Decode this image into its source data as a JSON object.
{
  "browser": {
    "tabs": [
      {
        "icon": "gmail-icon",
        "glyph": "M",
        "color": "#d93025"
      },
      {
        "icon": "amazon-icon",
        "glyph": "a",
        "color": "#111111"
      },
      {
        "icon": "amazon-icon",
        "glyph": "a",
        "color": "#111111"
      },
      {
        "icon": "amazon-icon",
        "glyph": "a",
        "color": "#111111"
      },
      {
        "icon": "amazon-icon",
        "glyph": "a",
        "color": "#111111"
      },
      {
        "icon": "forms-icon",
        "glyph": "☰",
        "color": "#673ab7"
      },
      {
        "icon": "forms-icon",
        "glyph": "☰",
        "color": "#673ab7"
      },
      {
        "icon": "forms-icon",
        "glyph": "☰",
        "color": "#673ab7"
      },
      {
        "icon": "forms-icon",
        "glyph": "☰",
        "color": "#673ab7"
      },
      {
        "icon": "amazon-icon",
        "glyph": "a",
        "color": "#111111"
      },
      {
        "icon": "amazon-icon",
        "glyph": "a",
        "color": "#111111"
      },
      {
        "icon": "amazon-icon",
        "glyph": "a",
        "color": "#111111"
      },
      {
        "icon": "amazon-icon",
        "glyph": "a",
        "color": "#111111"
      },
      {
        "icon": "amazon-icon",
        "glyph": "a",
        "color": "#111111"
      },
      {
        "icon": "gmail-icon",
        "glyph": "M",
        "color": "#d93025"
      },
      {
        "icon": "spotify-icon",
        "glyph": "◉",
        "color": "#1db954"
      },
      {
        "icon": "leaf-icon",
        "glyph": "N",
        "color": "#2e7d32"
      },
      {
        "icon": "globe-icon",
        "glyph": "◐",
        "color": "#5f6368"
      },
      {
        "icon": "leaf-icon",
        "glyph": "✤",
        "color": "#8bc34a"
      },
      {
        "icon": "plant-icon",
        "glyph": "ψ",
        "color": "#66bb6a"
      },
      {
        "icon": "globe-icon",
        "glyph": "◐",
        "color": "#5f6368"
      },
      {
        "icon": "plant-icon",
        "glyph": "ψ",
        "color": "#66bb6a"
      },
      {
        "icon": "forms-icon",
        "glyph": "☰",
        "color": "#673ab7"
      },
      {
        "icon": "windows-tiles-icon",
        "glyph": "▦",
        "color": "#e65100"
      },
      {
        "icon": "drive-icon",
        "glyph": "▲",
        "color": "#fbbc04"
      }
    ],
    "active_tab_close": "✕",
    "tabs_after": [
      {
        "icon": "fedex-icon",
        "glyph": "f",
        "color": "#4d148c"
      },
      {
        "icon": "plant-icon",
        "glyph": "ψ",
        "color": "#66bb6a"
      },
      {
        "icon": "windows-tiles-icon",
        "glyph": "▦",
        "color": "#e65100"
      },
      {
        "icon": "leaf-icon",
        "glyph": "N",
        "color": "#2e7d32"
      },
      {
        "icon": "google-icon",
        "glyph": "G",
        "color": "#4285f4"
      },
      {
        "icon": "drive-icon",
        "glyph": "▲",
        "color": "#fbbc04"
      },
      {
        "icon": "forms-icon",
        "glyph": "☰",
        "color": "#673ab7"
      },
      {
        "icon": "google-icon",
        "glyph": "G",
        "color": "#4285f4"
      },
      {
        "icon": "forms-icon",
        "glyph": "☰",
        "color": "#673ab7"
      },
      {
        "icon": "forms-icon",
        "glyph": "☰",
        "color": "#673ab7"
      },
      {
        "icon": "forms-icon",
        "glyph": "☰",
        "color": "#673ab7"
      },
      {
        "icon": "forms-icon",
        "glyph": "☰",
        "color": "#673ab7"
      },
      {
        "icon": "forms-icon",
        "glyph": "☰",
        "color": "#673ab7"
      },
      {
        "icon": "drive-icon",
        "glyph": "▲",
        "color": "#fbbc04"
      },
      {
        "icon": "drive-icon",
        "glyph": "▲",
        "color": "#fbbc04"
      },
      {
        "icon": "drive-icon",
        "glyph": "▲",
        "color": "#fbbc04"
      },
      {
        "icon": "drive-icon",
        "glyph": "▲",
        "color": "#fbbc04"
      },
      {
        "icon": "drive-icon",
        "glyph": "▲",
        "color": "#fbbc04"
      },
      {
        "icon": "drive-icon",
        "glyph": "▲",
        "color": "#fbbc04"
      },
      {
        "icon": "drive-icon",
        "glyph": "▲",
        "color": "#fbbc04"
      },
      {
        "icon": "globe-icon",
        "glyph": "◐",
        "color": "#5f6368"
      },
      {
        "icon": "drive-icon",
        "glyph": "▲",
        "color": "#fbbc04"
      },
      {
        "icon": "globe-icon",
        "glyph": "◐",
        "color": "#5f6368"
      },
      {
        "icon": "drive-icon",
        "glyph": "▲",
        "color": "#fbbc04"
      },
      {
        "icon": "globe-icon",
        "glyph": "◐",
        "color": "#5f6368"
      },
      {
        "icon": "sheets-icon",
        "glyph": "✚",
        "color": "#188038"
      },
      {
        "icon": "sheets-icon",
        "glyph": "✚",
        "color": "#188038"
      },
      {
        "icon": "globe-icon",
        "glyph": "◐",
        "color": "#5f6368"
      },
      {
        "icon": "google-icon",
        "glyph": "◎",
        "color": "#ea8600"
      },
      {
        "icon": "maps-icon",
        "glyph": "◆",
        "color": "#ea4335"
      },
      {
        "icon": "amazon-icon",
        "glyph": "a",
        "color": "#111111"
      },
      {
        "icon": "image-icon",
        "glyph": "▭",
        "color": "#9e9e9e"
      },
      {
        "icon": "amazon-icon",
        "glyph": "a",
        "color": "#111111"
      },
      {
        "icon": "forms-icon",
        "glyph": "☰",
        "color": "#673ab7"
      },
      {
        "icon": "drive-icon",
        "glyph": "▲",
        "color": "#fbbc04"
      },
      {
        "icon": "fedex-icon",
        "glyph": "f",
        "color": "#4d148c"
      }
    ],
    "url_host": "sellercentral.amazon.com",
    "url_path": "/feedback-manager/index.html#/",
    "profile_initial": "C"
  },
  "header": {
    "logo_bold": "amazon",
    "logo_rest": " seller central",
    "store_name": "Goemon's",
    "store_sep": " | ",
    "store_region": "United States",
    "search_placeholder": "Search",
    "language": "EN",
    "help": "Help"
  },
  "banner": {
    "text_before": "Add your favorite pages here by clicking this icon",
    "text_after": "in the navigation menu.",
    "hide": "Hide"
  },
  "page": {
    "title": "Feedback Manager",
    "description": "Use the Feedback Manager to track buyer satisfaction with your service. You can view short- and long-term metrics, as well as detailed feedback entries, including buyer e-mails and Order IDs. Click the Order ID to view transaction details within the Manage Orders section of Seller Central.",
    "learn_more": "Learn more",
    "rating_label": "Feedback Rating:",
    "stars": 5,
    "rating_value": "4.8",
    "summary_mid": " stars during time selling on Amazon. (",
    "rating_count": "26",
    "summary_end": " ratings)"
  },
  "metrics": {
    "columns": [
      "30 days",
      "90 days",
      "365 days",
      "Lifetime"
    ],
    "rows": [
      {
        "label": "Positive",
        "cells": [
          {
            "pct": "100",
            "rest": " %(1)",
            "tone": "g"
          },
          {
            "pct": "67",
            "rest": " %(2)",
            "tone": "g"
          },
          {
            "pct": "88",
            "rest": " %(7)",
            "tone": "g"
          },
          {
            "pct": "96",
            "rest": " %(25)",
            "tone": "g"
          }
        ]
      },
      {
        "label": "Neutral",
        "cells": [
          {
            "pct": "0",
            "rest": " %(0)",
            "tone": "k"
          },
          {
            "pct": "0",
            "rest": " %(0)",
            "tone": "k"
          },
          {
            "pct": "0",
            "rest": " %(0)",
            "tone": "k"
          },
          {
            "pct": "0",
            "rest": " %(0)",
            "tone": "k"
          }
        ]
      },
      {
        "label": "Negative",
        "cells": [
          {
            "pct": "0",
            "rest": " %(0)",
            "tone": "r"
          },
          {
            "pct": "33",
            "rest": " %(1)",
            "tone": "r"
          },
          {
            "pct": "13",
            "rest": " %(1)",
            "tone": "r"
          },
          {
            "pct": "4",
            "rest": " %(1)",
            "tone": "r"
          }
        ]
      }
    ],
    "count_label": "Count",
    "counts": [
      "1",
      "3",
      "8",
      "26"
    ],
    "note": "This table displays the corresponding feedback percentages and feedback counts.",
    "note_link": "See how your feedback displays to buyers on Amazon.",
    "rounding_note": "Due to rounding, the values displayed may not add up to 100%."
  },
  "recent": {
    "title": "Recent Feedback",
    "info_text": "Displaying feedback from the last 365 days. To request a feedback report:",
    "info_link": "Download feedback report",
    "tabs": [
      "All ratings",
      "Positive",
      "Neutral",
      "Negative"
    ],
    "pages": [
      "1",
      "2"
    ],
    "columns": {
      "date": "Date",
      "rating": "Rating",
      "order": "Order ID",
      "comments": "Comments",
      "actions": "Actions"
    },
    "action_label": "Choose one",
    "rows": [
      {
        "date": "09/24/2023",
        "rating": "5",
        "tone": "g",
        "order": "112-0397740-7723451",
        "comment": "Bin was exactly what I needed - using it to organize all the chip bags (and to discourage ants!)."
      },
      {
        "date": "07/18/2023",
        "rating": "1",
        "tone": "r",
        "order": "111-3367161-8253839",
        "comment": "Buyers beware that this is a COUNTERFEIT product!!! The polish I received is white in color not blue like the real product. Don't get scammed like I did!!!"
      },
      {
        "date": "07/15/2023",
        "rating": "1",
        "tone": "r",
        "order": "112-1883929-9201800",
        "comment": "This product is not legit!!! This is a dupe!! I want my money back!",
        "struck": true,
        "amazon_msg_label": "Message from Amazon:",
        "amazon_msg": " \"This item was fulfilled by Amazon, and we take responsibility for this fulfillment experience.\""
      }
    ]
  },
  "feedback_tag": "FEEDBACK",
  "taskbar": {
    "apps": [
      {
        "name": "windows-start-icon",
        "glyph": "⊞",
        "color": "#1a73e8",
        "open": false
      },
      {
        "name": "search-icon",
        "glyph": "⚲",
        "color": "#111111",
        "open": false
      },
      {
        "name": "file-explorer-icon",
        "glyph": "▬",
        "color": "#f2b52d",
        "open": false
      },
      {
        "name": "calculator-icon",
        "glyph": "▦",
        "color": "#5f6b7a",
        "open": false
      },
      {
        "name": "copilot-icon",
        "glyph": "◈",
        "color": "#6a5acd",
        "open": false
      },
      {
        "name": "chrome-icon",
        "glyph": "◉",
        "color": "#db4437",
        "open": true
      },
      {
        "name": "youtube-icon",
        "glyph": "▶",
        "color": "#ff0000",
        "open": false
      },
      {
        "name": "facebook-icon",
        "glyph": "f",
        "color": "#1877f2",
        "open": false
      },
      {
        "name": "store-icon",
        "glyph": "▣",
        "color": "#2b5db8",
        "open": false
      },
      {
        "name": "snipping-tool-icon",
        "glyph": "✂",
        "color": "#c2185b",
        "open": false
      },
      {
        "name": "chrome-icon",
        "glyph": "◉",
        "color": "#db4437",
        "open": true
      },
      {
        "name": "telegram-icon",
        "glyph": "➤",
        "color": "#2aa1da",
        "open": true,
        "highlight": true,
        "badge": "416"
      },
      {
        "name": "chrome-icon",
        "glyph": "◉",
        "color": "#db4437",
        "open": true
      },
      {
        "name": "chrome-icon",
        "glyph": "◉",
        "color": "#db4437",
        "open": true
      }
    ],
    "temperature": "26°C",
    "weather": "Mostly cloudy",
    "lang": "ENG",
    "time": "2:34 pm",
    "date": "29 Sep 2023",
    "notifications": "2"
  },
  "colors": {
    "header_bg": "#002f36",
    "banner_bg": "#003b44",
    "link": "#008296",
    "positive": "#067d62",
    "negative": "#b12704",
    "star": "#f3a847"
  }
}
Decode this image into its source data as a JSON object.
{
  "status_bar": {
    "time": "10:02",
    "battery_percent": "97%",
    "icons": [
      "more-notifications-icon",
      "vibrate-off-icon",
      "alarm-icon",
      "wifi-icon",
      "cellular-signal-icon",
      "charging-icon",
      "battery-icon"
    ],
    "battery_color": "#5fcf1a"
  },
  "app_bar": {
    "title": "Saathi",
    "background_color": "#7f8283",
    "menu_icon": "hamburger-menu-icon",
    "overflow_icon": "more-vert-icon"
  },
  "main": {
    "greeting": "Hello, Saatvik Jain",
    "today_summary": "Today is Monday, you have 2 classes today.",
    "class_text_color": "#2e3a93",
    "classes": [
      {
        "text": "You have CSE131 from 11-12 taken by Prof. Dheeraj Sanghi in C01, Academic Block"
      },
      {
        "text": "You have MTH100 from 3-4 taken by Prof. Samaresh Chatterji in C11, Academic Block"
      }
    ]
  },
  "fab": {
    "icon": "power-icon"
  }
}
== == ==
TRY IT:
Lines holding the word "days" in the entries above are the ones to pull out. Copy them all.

ANSWER TO THIS EXERCISE:
      "30 days",
      "90 days",
      "365 days",
    "info_text": "Displaying feedback from the last 365 days. To request a feedback report:",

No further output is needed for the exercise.